Minister Samukai further said the establishment of the fund was based on the reality that the Government of Liberia does not have money to cater to such welfare needs of soldiers, although their line of work involves exposure to hazardous conditions and risks.
He said payment is intended to cover a 20 year period following which benefits are to be paid to the individual soldiers similar to what is done to civil servants who complete 25 years of service to country.
Currently, according to Minister Samukai, the fund has an accumulated balance of a little over US$700,000 in its account and it is intended to be used for no other purpose than that of catering to soldiers’ welfare.
He said he has provided this information to President Sirleaf and to President- elect George Weah as well in separate briefing sessions. He however said going forward, decisions about what to do with the funds remains the prerogative of the incoming Minister of Defense.
It can be recalled that since the restructuring of the military in 2006, there have been media reports of desertion due to allegations of poor working conditions in the country’s military. Low salaries and poor housing conditions for soldiers and their families are alleged to be push factors behind the attrition rate.
It can also be recalled that during the tenure of former Finance Minister Amara Konneh, several government officials expressed concern that they were being kept in the dark by Minister Konneh because they had no idea what was allocated in their respective budgets, something which they claimed was impeding progress.
Prominent among those officials expressing such concerns included Defense Minister Samukai, Deputy Civil Service Director-General Puchu Bernard, and former Lofa County Senator Kupee.
Defense Minister Samukai was particularly outspoken on this issue and at a point virtually accused the Finance Ministry of keeping them in the dark and withholding approved budgetary allotments which he said was delaying ongoing renovation work on housing facilities for soldiers.
Whether the MoD’s establishment of the WELFARE FUND for soldiers was indeed driven by such concerns remains unclear. It is however clear that soldiers are not covered under the welfare scheme operated by the National Social Security and Welfare Corporation (NASSCORP) although the displeased soldiers say they are unaware if they are covered.
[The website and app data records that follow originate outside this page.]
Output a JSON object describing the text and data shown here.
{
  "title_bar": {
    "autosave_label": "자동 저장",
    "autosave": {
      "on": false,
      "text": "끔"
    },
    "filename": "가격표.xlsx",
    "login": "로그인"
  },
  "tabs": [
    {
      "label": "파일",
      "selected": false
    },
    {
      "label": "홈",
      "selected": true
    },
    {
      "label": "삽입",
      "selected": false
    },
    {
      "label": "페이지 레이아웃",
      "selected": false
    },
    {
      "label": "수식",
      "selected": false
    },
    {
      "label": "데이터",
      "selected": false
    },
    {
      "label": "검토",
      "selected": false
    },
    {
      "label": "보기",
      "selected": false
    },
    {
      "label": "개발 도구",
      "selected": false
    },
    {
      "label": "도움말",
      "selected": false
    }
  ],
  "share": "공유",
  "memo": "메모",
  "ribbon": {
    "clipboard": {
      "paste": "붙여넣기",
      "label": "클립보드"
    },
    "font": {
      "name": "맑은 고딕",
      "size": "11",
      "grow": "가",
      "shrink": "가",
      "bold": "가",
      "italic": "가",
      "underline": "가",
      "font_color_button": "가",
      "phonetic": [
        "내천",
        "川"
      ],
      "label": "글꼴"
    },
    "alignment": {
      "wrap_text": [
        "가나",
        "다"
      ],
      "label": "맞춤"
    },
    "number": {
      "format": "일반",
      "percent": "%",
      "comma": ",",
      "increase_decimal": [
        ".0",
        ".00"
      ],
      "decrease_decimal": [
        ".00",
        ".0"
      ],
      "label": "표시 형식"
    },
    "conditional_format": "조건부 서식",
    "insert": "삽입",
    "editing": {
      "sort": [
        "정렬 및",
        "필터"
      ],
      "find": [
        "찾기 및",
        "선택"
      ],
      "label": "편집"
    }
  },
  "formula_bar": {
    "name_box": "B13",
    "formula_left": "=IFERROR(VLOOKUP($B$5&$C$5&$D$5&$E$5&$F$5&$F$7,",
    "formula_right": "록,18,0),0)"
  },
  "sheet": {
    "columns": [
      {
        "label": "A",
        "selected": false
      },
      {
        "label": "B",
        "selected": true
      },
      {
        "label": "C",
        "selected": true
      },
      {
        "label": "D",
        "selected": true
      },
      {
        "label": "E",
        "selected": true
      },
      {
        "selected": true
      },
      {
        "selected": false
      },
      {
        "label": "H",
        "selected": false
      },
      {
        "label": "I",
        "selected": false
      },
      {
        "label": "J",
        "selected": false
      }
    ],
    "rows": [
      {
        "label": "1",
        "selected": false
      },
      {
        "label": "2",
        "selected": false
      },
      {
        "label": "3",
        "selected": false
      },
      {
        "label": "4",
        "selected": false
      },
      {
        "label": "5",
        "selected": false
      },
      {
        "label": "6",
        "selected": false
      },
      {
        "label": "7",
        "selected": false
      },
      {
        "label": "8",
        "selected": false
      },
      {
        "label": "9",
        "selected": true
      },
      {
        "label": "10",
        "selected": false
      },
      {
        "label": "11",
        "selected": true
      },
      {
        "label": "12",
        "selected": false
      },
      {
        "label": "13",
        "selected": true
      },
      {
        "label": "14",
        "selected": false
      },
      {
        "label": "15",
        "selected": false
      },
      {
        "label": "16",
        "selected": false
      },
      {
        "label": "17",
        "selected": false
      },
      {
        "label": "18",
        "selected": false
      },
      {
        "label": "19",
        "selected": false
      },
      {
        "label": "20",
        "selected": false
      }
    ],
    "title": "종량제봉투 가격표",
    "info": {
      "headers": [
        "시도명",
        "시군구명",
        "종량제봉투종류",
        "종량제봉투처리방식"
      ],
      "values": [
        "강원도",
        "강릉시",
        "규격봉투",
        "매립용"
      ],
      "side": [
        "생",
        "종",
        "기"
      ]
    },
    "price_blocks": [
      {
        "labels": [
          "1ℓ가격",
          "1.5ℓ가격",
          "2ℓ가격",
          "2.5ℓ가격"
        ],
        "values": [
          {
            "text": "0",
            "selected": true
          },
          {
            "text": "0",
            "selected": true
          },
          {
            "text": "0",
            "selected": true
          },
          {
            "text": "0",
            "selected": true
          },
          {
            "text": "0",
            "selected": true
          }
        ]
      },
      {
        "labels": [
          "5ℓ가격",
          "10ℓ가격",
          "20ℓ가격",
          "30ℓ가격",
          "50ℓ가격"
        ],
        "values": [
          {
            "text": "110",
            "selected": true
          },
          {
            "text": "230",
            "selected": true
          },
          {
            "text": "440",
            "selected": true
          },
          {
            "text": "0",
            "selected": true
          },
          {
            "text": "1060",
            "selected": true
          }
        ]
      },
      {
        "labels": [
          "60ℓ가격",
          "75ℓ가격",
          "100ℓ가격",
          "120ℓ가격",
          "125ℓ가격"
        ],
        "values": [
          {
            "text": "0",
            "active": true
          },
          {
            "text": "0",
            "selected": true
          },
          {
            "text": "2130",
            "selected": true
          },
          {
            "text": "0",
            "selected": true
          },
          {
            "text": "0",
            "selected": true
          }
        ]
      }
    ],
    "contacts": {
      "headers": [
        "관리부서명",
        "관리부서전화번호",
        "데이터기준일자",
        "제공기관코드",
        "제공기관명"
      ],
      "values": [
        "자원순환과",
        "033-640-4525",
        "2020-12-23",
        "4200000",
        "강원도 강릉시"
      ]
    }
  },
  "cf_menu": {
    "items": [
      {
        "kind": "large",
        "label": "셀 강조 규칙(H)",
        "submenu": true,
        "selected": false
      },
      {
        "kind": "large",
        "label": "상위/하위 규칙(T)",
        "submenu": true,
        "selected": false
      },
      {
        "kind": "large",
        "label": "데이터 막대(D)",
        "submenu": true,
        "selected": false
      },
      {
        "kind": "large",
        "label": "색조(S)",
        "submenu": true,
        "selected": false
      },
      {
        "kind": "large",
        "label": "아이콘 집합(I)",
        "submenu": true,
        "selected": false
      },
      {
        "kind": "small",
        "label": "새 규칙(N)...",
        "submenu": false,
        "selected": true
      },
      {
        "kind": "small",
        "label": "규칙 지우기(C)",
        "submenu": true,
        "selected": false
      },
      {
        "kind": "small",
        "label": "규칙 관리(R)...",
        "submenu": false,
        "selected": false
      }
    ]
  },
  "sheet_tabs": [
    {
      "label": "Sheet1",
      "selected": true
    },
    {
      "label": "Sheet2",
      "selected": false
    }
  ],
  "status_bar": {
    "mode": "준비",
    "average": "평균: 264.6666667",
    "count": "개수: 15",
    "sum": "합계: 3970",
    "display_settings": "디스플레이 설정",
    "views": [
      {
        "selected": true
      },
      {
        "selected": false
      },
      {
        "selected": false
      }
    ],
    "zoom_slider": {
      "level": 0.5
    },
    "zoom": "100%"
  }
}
When contacted, a NASSCORP official spokesperson David Q. Beekeh confirmed that soldiers are not covered under its insurance and pension program for civil servants and other public service employees.